MEXICO CITY: Mexico on Tuesday sent a letter in protest over the offensive comments expressed on BBC's Top Gear, EL Universal newspaper reported on Wednesday.
Eduardo Medina Mora, Mexico's Ambassador in London, wrote the letter after the "offensive, xenophobic and humiliating" comments made about the country and its citizens.
"The presenters of the show resorted to outrageous, vulgar and inexcusable insults to stir bigoted feelings against the Mexican people, their culture, as well as their official representative in the United Kingdom," the letter read.

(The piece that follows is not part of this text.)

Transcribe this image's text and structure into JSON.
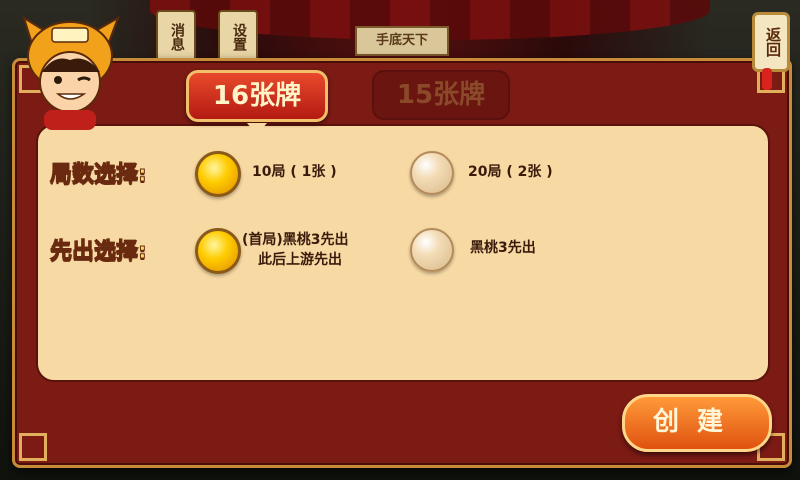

On January 30, Richard Hammond, Jeremy Clarkson and James May made jokes of the Mexican sports vehicle Mastretta. The trio later continued talking about the country, its culture and people, calling them "lazy."

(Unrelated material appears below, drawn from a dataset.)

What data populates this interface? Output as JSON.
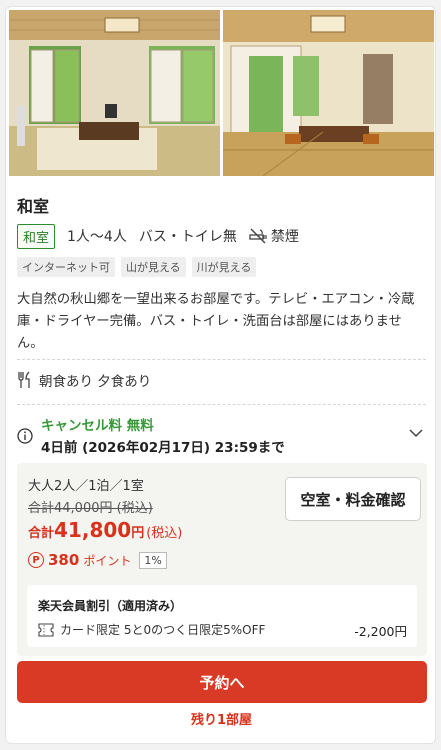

The hosts said that the vehicles reflected characteristics of their country of origin and Hammonds described the Mexican car as "lazy, feckless, flatulent, overweight, and leaning against a fence asleep looking at a cactus with a blanket with a hole in the middle on as a coat."
In addition, Clarkson said that the show will not receive any complaints as the Mexico's ambassador would be asleep. The presenters also described Mexican food as "refried sick."

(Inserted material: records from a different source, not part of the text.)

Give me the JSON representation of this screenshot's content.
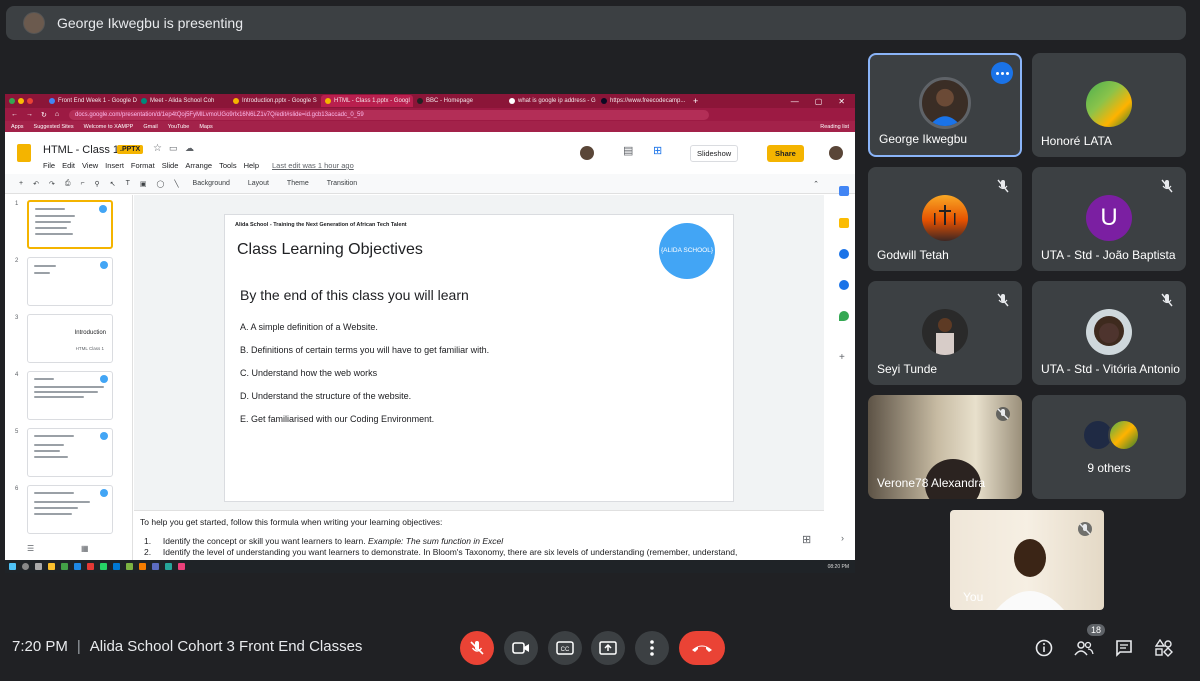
{
  "presenter": {
    "text": "George Ikwegbu is presenting"
  },
  "browser": {
    "tabs": [
      "Front End Week 1 - Google D",
      "Meet - Alida School Coh",
      "Introduction.pptx - Google S",
      "HTML - Class 1.pptx - Googl",
      "BBC - Homepage",
      "what is google ip address - G",
      "https://www.freecodecamp..."
    ],
    "url": "docs.google.com/presentation/d/1ep4tQoj5FyMlLvmoUGo9rlx16N6LZ1v7Q/edit#slide=id.gcb13accadc_0_59",
    "bookmarks": [
      "Apps",
      "Suggested Sites",
      "Welcome to XAMPP",
      "Gmail",
      "YouTube",
      "Maps"
    ],
    "reading_list": "Reading list"
  },
  "slides_app": {
    "doc_title": "HTML - Class 1",
    "badge": ".PPTX",
    "menu": [
      "File",
      "Edit",
      "View",
      "Insert",
      "Format",
      "Slide",
      "Arrange",
      "Tools",
      "Help"
    ],
    "last_edit": "Last edit was 1 hour ago",
    "slideshow_label": "Slideshow",
    "share_label": "Share",
    "toolbar": {
      "background": "Background",
      "layout": "Layout",
      "theme": "Theme",
      "transition": "Transition"
    },
    "thumbnail_numbers": [
      "1",
      "2",
      "3",
      "4",
      "5",
      "6"
    ],
    "thumb3_title": "Introduction",
    "thumb3_sub": "HTML Class 1"
  },
  "slide": {
    "topline": "Alida School - Training the Next Generation of African Tech Talent",
    "title": "Class Learning Objectives",
    "logo_text": "{ALIDA SCHOOL}",
    "heading": "By the end of this class you will learn",
    "objectives": [
      "A. A simple definition of a Website.",
      "B. Definitions of certain terms you will have to get familiar with.",
      "C. Understand how the web works",
      "D. Understand the structure of the website.",
      "E. Get familiarised with our Coding Environment."
    ]
  },
  "notes": {
    "intro": "To help you get started, follow this formula when writing your learning objectives:",
    "item1_num": "1.",
    "item1_text": "Identify the concept or skill you want learners to learn.",
    "item1_example": "Example: The sum function in Excel",
    "item2_num": "2.",
    "item2_text": "Identify the level of understanding you want learners to demonstrate. In Bloom's Taxonomy, there are six levels of understanding (remember, understand,"
  },
  "taskbar": {
    "time": "08:20 PM"
  },
  "participants": [
    {
      "name": "George Ikwegbu"
    },
    {
      "name": "Honoré LATA"
    },
    {
      "name": "Godwill Tetah"
    },
    {
      "name": "UTA - Std - João Baptista",
      "initial": "U"
    },
    {
      "name": "Seyi Tunde"
    },
    {
      "name": "UTA - Std - Vitória Antonio"
    },
    {
      "name": "Verone78 Alexandra"
    },
    {
      "name": "9 others"
    },
    {
      "name": "You"
    }
  ],
  "bottom_bar": {
    "time": "7:20 PM",
    "separator": "|",
    "meeting_title": "Alida School Cohort 3 Front End Classes",
    "people_count": "18"
  },
  "colors": {
    "accent": "#8ab4f8",
    "end_call": "#ea4335",
    "slides_yellow": "#f4b400",
    "chrome_theme": "#8b1538"
  }
}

"These offensive, xenophobic and humiliating remarks only serve to reinforce negative stereotypes and perpetuate prejudice against Mexico and its people," wrote Median Mora in his letter.
Medina Mora demanded a public apology to BBC for the humiliating comments. The media giant refused to comment on the issue and added that it will respond directly to the Ambassador.
Top Gear won the most popular factual prize at last week's National TV Awards. The show is known for its hosts' edgy jibes. In October 2010, a Ferrari joke made in the show was also deemed as offensive by media regulator Ofcom.
(BNO NEWS )